Workers at Baxter Laboratories, 1942
Between September 1939 and December 7, 1941, Chicago was the scene of a vigorous debate over whether Americans should become involved in the European War.
publisher R. R. McCormick led the isolationists, while
publisher Frank Knox and
publisher Marshall Field III articulated the interventionist viewpoint. But after Pearl Harbor, it became impossible for anyone to escape the impact of World War II. By D-Day in 1944, the average Chicago block had given seven residents to the military. Those who remained at home attended massive rallies and bought heroic amounts of bonds, endured food rationing, and grew victory gardens. The neighborhood was the building block of these home front activities that almost immediately enveloped every family. Twenty thousand elected block captains held ceremonies for those departing for the military and erected small shrines for those who did not return. Neighbors joined to hold civilian defense drills as well as drives to collect scrap metal, paper, rubber, and grease for conversion into nitroglycerine.
Chicago Resettlers' Committee, 1947
The war instantly reshaped the workplace. The city's diversified industrial base made it second only to Detroit in the value—$24 billion—of war goods produced. Over 1,400 companies produced everything from field rations to parachutes to torpedoes, while new aircraft plants employed 100,000 in the construction of engines, aluminum sheeting, bombsights, and other components. The Douglas-Chicago plant on the site of present-day
Field turned out 654 C-54 Skymaster transports in 25 months. Just over half of all military
used in the war came from 60 local plants. Although Chicagoans frequently worked double shifts to aid the effort, such production levels created labor shortages that brought the physically disabled, the elderly, and tens of thousands of women into the workplace. War jobs also attracted 60,000
from the South and an equal number of
Americans who were released from desert detention camps. Round-the-clock training programs at high schools and
provided these new war workers with necessary skills.
Aerial: Fort Sheridan, 1937
Chicago also played a very visible role as a crossroads city.
Great Lakes Naval Training Station
provided boot camp for a third of those who served in the U.S. Navy, while
became an important army training facility.
Glenview Naval Air Station

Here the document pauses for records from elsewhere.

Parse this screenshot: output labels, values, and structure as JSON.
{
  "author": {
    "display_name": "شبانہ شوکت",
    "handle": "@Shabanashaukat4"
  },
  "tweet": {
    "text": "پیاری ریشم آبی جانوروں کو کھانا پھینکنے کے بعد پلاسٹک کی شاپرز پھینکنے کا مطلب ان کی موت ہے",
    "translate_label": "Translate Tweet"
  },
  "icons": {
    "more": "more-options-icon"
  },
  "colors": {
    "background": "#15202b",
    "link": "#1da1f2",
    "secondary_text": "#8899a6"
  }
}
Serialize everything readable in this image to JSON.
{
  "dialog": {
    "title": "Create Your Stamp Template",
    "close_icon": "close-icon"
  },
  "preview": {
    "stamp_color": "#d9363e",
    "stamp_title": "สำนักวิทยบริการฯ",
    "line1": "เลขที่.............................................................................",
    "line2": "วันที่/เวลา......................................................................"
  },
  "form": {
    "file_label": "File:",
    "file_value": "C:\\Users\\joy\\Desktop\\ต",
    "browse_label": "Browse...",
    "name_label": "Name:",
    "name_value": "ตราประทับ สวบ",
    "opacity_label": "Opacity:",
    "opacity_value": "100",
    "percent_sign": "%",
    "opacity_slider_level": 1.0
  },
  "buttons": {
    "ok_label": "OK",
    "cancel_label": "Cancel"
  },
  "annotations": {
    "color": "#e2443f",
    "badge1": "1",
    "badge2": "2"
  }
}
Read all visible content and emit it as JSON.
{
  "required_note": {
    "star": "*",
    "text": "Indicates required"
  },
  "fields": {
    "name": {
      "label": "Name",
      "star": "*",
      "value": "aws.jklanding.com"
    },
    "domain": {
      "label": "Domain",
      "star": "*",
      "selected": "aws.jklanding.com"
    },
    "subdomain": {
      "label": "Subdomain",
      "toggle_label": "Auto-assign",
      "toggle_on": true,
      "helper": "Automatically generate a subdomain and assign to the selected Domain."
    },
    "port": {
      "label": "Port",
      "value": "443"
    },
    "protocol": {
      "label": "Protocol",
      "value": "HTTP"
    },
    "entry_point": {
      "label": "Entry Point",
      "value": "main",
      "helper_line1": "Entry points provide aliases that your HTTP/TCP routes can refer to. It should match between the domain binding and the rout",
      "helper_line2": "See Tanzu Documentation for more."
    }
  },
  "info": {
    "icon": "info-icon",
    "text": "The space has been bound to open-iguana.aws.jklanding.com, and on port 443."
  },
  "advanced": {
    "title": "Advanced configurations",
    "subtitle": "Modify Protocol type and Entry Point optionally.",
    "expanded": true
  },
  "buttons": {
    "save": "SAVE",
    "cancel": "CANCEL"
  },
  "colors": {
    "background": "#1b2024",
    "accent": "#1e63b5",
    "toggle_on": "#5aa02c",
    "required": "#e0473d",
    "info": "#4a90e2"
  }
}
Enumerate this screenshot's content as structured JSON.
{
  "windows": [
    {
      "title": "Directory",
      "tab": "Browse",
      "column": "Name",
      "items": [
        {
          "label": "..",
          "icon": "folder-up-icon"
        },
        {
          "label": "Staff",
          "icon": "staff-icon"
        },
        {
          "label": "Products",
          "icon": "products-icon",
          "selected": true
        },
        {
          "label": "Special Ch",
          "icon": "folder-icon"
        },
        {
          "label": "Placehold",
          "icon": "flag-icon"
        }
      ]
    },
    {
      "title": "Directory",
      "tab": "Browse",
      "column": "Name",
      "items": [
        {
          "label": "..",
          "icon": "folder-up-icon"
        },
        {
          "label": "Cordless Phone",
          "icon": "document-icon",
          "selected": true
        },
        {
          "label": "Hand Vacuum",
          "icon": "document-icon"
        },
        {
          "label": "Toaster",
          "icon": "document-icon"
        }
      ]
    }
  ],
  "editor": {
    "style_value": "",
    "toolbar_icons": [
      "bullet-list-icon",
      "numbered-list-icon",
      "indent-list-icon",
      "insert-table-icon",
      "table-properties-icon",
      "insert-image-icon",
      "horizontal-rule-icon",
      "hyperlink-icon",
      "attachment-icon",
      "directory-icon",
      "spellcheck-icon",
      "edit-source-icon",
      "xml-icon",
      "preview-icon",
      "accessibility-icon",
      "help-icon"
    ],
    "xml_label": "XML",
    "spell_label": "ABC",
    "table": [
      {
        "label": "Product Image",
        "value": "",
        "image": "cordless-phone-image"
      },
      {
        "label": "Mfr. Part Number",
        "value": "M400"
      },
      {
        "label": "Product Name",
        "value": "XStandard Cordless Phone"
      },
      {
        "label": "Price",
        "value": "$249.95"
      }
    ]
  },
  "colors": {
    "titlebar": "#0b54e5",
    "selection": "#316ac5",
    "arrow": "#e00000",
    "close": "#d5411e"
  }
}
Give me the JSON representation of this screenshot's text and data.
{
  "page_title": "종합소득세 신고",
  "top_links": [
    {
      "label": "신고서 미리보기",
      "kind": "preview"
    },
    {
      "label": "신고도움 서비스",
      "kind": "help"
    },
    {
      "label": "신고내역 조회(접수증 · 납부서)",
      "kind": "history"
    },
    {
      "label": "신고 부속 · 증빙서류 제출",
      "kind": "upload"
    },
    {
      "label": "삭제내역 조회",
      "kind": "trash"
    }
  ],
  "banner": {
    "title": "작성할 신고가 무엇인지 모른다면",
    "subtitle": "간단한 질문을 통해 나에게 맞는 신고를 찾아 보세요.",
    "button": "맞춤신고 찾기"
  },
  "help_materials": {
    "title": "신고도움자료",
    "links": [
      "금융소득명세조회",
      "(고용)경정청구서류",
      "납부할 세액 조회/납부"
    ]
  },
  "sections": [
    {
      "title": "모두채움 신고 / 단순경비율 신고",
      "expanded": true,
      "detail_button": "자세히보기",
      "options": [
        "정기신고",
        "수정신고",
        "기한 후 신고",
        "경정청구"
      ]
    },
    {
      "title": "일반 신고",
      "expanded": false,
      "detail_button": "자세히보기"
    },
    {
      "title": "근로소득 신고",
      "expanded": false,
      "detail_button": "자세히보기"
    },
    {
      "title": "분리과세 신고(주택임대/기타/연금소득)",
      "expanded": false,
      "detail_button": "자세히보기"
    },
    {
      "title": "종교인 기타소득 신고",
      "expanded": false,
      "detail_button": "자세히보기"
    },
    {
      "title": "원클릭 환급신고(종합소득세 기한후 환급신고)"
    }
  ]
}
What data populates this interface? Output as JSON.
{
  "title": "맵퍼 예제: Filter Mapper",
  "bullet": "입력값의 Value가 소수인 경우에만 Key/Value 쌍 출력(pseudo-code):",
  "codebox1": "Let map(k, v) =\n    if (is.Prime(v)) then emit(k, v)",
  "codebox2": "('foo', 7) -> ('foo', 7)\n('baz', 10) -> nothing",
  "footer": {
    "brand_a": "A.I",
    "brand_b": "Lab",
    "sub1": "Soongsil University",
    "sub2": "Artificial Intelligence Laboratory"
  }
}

turned out 20,000 carrier pilots, who trained on two old lake ships that had been converted into aircraft carriers. A similar number of officers graduated from
Northwestern University's Naval Midshipmen's program. There was also specialized training in electronics, meteorology, naval machinery, foreign language, and espionage. Tens of thousands of other military personnel who were passing through the city by rail enjoyed the hospitality of the USO, as well as the Chicago Servicemen's Centers at 176 W. Washington and in the
the latter serving 24 million meals by the end of the war.
On V-J Day, August 14, 1945, it was all over. Chicagoans joined the nationwide victory celebrations, but only a few people then knew that on December 2, 1942, scientists had created the first sustained nuclear reaction. Ironically, as public and pervasive as the war effort had been, these first steps toward creating the weapon that would end it had taken place in deep secret under the grandstands at the
University of Chicago's Stagg Field.
Duis, Perry R. “No Time for Privacy: World War II and Chicago's Families.” In
The War in American Culture: Society and Consciousness during World War II,
ed. Lewis A. Erenberg and Susan E. Hirsch, 1996, 17–45.
Duis, Perry R., and Scott LaFrance.
We've Got a Job to Do: Chicagoans and World War II.
Schneider, James C.
Should America Go to War? The Debate over Foreign Policy in Chicago, 1939–1941.